How Ancient Roman Concrete Self-Heals

The durability of ancient Roman structures has long been a mystery to scientists who have sought to determine how early concrete endured for over two millennia. A new study resolves the enigma, focusing on an inclusion (often disregarded as a byproduct) that allows Roman concrete to repair itself: chunks of material referred to as lime clasts. Scientists have found that the clasts are made up of …

Massive Species that Resembles a Floppy-Eared Hound Discovered in Burgess Shale

With fossils dating back 500 million years ago, the well-preserved Burgess Shale in British Columbia is home to increasingly unlocked mysteries of the Cambrian Period, the era in which many of Earth’s major groups of animals appeared. From this site, researchers recently identified a new species: Balhuticaris voltae, a bivalved arthropod (“distantly similar to today’s crustaceans,” according to Popular Mechanics) with bean-shaped eyes and a …

Link About It: This Week’s Picks

Mysterious astrophysical activity, edible concrete, tables from fallen trees and more from around the web

How Indigenous People are Reclaiming Water Rights Water is not only a basic necessity; for many Indigenous peoples, it holds spiritual and cultural significance. However, colonialism and extractive industries separated Indigenous people from their waterways, contaminating them while endangering historical and cultural sites.
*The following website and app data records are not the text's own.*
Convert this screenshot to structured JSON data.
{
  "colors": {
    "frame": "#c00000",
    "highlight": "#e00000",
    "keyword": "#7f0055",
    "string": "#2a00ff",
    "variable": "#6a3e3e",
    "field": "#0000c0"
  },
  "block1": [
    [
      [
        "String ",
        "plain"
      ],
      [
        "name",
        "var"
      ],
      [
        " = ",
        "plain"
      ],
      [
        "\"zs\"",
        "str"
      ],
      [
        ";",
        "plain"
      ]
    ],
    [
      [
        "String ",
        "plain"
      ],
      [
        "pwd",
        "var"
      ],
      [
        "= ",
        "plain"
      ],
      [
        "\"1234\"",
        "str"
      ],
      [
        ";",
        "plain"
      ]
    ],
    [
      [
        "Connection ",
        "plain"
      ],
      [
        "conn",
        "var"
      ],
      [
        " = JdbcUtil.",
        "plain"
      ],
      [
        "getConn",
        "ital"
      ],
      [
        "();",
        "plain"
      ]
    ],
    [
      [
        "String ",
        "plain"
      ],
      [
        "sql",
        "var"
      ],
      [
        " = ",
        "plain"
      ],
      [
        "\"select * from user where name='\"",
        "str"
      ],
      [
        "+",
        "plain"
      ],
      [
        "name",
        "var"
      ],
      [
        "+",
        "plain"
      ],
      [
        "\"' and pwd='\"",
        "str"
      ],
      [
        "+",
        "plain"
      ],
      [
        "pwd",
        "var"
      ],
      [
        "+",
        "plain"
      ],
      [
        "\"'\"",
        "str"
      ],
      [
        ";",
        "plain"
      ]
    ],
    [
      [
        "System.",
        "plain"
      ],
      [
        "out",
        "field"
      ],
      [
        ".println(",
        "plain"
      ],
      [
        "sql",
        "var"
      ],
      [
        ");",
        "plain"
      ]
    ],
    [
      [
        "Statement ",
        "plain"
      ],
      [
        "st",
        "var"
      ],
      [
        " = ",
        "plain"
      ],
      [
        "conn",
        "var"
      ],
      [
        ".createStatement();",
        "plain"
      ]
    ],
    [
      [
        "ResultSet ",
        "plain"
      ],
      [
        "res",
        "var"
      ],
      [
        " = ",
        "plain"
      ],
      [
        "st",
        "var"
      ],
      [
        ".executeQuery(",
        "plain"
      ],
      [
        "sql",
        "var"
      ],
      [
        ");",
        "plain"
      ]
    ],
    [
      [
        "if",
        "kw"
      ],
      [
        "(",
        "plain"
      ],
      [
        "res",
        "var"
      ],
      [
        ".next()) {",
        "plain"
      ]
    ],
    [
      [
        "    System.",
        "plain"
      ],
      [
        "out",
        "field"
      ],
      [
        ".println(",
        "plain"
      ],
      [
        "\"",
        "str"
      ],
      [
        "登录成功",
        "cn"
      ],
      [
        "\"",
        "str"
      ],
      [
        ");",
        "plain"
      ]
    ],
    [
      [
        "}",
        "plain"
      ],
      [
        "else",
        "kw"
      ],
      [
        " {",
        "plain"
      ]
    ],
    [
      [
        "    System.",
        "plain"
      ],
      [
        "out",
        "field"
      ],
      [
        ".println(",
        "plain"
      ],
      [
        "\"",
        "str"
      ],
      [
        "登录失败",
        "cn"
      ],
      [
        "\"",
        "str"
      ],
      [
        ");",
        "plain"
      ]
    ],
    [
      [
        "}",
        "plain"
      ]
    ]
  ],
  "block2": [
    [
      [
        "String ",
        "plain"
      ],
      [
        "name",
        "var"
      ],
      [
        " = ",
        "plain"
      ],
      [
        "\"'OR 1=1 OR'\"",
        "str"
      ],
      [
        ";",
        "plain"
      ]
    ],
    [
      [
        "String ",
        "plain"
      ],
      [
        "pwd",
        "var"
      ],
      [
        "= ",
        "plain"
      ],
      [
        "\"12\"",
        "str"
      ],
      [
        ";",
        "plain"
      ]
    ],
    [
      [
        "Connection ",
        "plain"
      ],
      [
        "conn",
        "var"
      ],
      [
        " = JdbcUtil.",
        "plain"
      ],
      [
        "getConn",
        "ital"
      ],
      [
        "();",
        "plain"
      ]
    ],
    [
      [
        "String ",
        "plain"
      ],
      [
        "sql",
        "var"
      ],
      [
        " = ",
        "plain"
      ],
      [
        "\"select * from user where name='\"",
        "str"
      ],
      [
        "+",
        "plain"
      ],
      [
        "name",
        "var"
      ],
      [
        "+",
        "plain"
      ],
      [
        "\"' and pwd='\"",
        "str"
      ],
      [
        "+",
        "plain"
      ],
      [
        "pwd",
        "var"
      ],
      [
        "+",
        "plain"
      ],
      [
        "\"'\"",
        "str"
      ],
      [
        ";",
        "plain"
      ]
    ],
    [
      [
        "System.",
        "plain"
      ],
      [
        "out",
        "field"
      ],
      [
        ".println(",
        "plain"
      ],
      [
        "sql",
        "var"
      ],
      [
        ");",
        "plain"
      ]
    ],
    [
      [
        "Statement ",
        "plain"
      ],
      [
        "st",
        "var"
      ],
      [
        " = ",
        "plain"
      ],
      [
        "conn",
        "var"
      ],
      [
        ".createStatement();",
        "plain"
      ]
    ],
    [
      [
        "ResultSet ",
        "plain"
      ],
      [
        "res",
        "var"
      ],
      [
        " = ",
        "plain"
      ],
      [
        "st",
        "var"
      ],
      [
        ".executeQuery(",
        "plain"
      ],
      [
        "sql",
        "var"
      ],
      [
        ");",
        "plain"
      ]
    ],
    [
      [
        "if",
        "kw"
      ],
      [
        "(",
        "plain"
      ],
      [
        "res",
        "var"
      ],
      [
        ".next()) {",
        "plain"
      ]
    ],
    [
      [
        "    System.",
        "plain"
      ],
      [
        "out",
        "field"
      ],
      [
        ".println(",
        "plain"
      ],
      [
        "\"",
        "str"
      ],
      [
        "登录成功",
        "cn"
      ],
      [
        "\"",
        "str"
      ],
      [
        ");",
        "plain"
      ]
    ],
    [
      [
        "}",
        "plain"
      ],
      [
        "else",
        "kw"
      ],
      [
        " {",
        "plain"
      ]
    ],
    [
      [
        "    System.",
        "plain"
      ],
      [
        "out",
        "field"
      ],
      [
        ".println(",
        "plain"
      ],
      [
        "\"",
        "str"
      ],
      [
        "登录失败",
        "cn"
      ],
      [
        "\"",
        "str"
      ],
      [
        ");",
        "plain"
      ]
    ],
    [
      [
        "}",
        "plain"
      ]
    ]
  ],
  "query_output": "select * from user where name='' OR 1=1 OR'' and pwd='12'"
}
Over the years, Indigenous groups like The Pueblo Action Alliance have found ways to reclaim their water rights. Currently, they are fighting …